Using the material below, work out how many lines contain the word "values". Reply with the number and nothing more.

Available data START

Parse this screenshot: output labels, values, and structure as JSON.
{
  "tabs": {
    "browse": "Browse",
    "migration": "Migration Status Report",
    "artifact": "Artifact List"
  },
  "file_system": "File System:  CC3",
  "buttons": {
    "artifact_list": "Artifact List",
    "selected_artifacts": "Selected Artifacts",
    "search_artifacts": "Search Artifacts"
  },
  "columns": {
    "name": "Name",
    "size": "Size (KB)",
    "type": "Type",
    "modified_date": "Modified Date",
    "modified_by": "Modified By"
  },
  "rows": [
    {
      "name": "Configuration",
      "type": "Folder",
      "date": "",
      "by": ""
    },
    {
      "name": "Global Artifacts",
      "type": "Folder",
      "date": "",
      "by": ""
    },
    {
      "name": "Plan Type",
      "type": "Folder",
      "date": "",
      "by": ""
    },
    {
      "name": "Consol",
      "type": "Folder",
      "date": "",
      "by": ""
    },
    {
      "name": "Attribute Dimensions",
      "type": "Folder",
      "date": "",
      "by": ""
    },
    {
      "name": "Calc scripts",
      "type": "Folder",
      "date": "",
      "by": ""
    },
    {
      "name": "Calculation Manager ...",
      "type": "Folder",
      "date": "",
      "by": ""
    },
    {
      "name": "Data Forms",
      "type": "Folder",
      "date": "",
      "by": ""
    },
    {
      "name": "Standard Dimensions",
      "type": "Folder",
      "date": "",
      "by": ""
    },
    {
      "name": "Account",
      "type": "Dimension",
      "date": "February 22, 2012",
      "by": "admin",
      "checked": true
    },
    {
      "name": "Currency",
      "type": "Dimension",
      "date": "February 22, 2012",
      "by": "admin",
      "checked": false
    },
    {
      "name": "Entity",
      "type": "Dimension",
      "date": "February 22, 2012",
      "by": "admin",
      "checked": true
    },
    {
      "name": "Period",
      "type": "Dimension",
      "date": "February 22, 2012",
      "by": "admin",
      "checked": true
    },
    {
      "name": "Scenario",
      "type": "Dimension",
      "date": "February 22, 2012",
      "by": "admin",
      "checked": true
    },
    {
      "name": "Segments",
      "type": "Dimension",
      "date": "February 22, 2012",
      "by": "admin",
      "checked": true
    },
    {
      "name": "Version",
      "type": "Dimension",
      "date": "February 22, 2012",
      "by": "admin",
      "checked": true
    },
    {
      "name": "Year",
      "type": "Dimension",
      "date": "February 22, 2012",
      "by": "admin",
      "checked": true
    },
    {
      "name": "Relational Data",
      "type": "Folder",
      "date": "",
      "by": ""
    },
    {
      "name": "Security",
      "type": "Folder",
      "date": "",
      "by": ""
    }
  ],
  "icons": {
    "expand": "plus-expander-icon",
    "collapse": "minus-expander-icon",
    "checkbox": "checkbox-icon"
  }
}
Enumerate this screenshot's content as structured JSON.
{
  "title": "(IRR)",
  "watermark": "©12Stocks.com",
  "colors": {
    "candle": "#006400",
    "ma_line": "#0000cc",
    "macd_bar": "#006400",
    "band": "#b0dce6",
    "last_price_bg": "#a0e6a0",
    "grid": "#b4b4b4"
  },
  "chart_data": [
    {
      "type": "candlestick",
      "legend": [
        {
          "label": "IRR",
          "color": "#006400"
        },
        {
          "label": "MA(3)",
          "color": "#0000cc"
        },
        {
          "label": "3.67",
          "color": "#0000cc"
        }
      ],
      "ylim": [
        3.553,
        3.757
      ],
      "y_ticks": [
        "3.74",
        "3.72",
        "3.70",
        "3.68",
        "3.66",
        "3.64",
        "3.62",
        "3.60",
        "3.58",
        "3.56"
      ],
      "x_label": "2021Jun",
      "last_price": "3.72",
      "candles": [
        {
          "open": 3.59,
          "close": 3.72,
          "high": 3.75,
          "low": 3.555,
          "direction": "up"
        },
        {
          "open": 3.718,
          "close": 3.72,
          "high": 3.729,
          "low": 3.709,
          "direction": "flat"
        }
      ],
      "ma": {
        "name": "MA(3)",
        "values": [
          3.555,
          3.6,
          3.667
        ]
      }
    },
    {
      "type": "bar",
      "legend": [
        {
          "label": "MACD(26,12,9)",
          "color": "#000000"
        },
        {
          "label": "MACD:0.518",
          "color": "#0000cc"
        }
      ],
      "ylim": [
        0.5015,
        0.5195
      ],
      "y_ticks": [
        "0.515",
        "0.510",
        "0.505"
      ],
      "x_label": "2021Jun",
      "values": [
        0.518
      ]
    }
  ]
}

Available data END

◆ **Response to the task**
3